In Poe's case the public was prepared to accept the idea of performing surgeries using hypnotism as an anesthetic, a commonly reported phenomenon (albeit untrue). "War of the Worlds" played on the scientific explanation of a crowded universe where sentient alien beings living on Mars.

Have you ever read a fictional work that you thought was true? Why did you believe it was true and what did it cause you to do?

Monday, February 15, 2010

The Pit

Edgar Allan Poe's "Pit and the Pendulum" explores judicial corruption and torture during the Spanish Inquisition, while the updated comic Nevermore resets it in the modern era. How does the Iraq-war era effect the story's plot?
Does your observation of the news and other media sources sway your thinking? If so, how?
Is torture ever justified, or does torture let "all memory of freedom die . . . , smothered under a breathless weight of night"?

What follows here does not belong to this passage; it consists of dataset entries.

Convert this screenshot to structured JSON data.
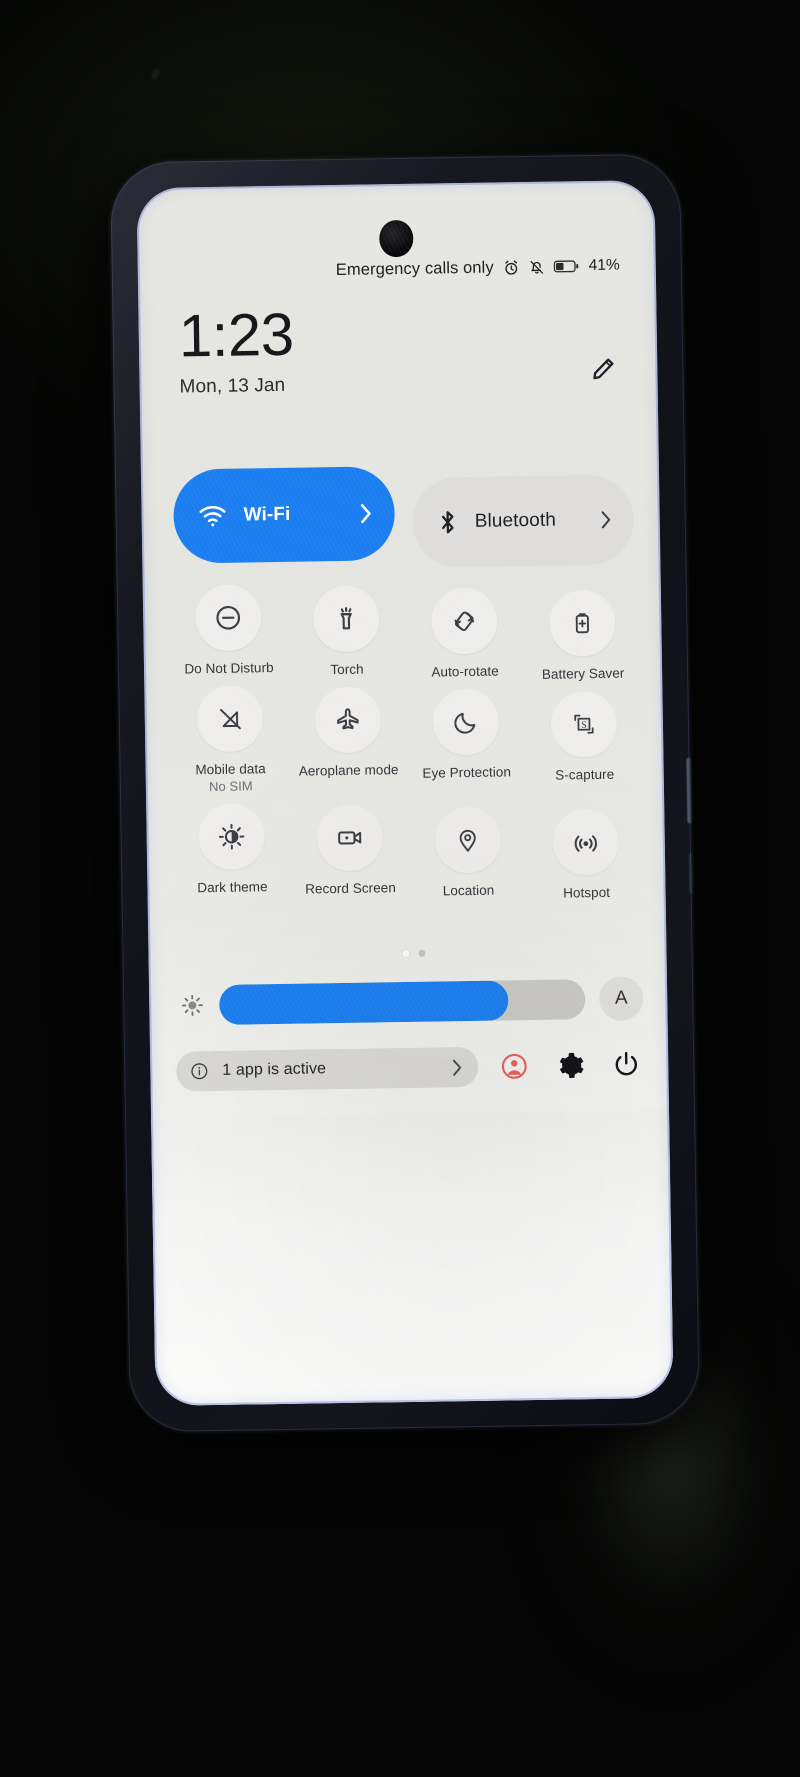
{
  "device": {
    "type": "android-phone",
    "screen_background": "#e8e8e5",
    "bezel_color": "#14151d"
  },
  "status_bar": {
    "carrier_text": "Emergency calls only",
    "icons": [
      "alarm-icon",
      "notifications-muted-icon",
      "battery-icon"
    ],
    "battery_percent": "41%"
  },
  "header": {
    "time": "1:23",
    "date": "Mon, 13 Jan",
    "edit_icon": "pencil-icon"
  },
  "big_tiles": [
    {
      "label": "Wi-Fi",
      "icon": "wifi-icon",
      "state": "on",
      "chevron": "chevron-right-icon"
    },
    {
      "label": "Bluetooth",
      "icon": "bluetooth-icon",
      "state": "off",
      "chevron": "chevron-right-icon"
    }
  ],
  "toggle_grid": {
    "rows": [
      [
        {
          "label": "Do Not Disturb",
          "sub": "",
          "icon": "do-not-disturb-icon",
          "state": "off"
        },
        {
          "label": "Torch",
          "sub": "",
          "icon": "torch-icon",
          "state": "off"
        },
        {
          "label": "Auto-rotate",
          "sub": "",
          "icon": "auto-rotate-icon",
          "state": "off"
        },
        {
          "label": "Battery Saver",
          "sub": "",
          "icon": "battery-saver-icon",
          "state": "off"
        }
      ],
      [
        {
          "label": "Mobile data",
          "sub": "No SIM",
          "icon": "mobile-data-off-icon",
          "state": "off"
        },
        {
          "label": "Aeroplane mode",
          "sub": "",
          "icon": "aeroplane-icon",
          "state": "off"
        },
        {
          "label": "Eye Protection",
          "sub": "",
          "icon": "moon-icon",
          "state": "off"
        },
        {
          "label": "S-capture",
          "sub": "",
          "icon": "s-capture-icon",
          "state": "off"
        }
      ],
      [
        {
          "label": "Dark theme",
          "sub": "",
          "icon": "dark-theme-icon",
          "state": "off"
        },
        {
          "label": "Record Screen",
          "sub": "",
          "icon": "record-screen-icon",
          "state": "off"
        },
        {
          "label": "Location",
          "sub": "",
          "icon": "location-pin-icon",
          "state": "off"
        },
        {
          "label": "Hotspot",
          "sub": "",
          "icon": "hotspot-icon",
          "state": "off"
        }
      ]
    ]
  },
  "page_indicator": {
    "total": 2,
    "active_index": 0
  },
  "brightness": {
    "icon": "brightness-icon",
    "level_percent": 79,
    "auto_label": "A"
  },
  "bottom_bar": {
    "active_apps_icon": "info-icon",
    "active_apps_text": "1 app is active",
    "active_apps_chevron": "chevron-right-icon",
    "buttons": [
      {
        "name": "user-account-icon",
        "color": "#e8605a"
      },
      {
        "name": "settings-gear-icon",
        "color": "#121216"
      },
      {
        "name": "power-icon",
        "color": "#121216"
      }
    ]
  },
  "colors": {
    "accent_blue": "#1b7ef0",
    "tile_off": "#dedddb",
    "circle_off": "#eeedeb",
    "text_primary": "#16161a",
    "text_secondary": "#6c6c74",
    "user_red": "#e8605a"
  }
}
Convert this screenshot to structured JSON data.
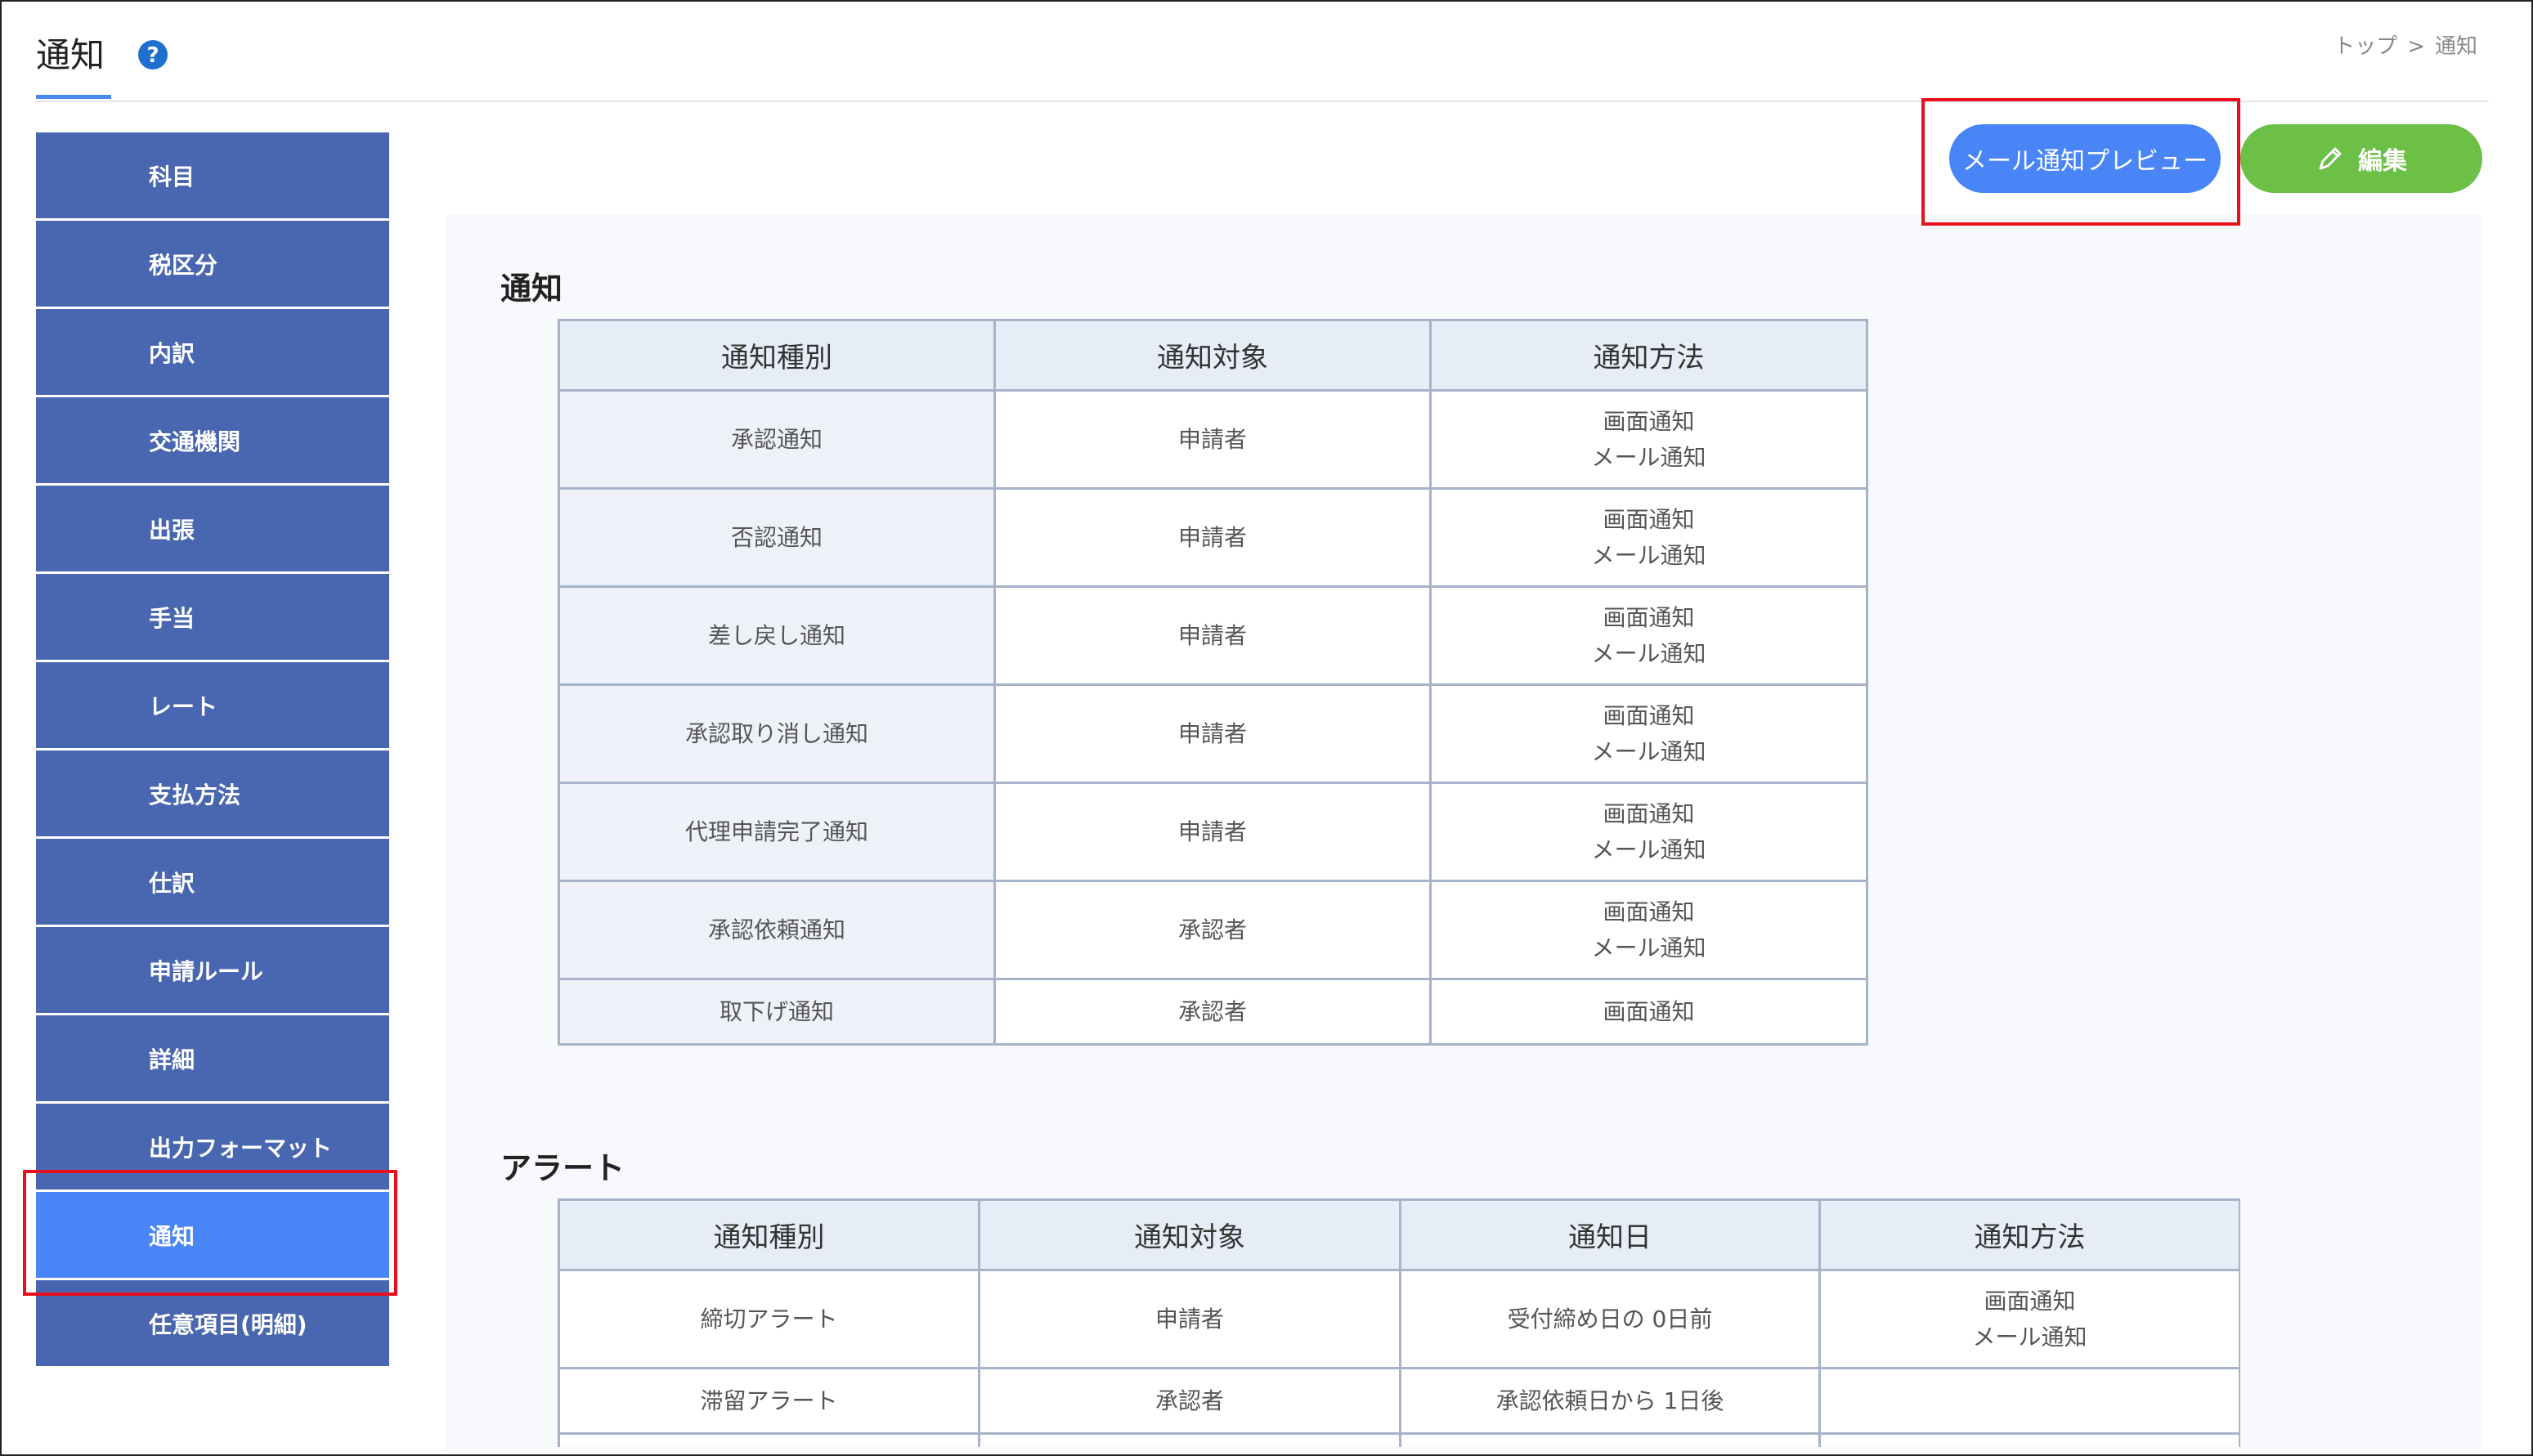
{
  "header": {
    "title": "通知",
    "breadcrumb": {
      "home": "トップ",
      "separator": ">",
      "current": "通知"
    }
  },
  "sidebar": {
    "items": [
      {
        "label": "科目"
      },
      {
        "label": "税区分"
      },
      {
        "label": "内訳"
      },
      {
        "label": "交通機関"
      },
      {
        "label": "出張"
      },
      {
        "label": "手当"
      },
      {
        "label": "レート"
      },
      {
        "label": "支払方法"
      },
      {
        "label": "仕訳"
      },
      {
        "label": "申請ルール"
      },
      {
        "label": "詳細"
      },
      {
        "label": "出力フォーマット"
      },
      {
        "label": "通知",
        "active": true
      },
      {
        "label": "任意項目(明細)"
      }
    ]
  },
  "actions": {
    "preview_label": "メール通知プレビュー",
    "edit_label": "編集"
  },
  "notifications": {
    "section_title": "通知",
    "headers": [
      "通知種別",
      "通知対象",
      "通知方法"
    ],
    "rows": [
      {
        "type": "承認通知",
        "target": "申請者",
        "methods": [
          "画面通知",
          "メール通知"
        ]
      },
      {
        "type": "否認通知",
        "target": "申請者",
        "methods": [
          "画面通知",
          "メール通知"
        ]
      },
      {
        "type": "差し戻し通知",
        "target": "申請者",
        "methods": [
          "画面通知",
          "メール通知"
        ]
      },
      {
        "type": "承認取り消し通知",
        "target": "申請者",
        "methods": [
          "画面通知",
          "メール通知"
        ]
      },
      {
        "type": "代理申請完了通知",
        "target": "申請者",
        "methods": [
          "画面通知",
          "メール通知"
        ]
      },
      {
        "type": "承認依頼通知",
        "target": "承認者",
        "methods": [
          "画面通知",
          "メール通知"
        ]
      },
      {
        "type": "取下げ通知",
        "target": "承認者",
        "methods": [
          "画面通知"
        ]
      }
    ]
  },
  "alerts": {
    "section_title": "アラート",
    "headers": [
      "通知種別",
      "通知対象",
      "通知日",
      "通知方法"
    ],
    "rows": [
      {
        "type": "締切アラート",
        "target": "申請者",
        "date": "受付締め日の 0日前",
        "methods": [
          "画面通知",
          "メール通知"
        ]
      },
      {
        "type": "滞留アラート",
        "target": "承認者",
        "date": "承認依頼日から 1日後",
        "methods": []
      }
    ]
  },
  "colors": {
    "sidebar": "#4967b0",
    "sidebar_active": "#4a85f7",
    "preview_button": "#4a85f7",
    "edit_button": "#6cc046",
    "highlight_box": "#e8101c",
    "table_border": "#a6b3c9",
    "table_header_bg": "#e7edf6"
  },
  "icons": {
    "help": "question-circle-icon",
    "edit": "pencil-icon"
  }
}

Friday, February 5, 2010

Edgar Allan Poe 1809-1849

Why do you think Edgar Allan Poe became a horror writer?

Poe was orphaned as a toddler, but was taken in by a wealthy family. Although never formally adopted, his new mother loved him very much, but when she died, Poe was left with a stern disciplinarian of a foster father.

Poe dropped out of school because of gambling debts. He was disinherited by Allan after quarreling about his inheritance. He joined the military and was court martialed (on purpose). His childhood sweetheart married another man, so he married his 13-year-old cousin, who died young. He pretty much lived his adult life in poverty moving from one writing/editing job to the next.

How do you think these events led to Poe's preoccupation with horror and its related themes?

What events from your own life led you to your chosen career?

Saturday, January 2, 2010

A Little Terror Will Help You Grow Up Big and Strong

As a child we are frightened by creepy clowns and the evil hiding under our beds or the bogeymen inhabiting our closets. Our threshold for terror lies in the innocence of childhood. From walking home in the dark after a vampire film festival to getting lost at the shopping mall, dread dwells in the unexpected as we climb the scaffolds of our mind to the noose of terror that awaits us.

What's your fondest childhood fear?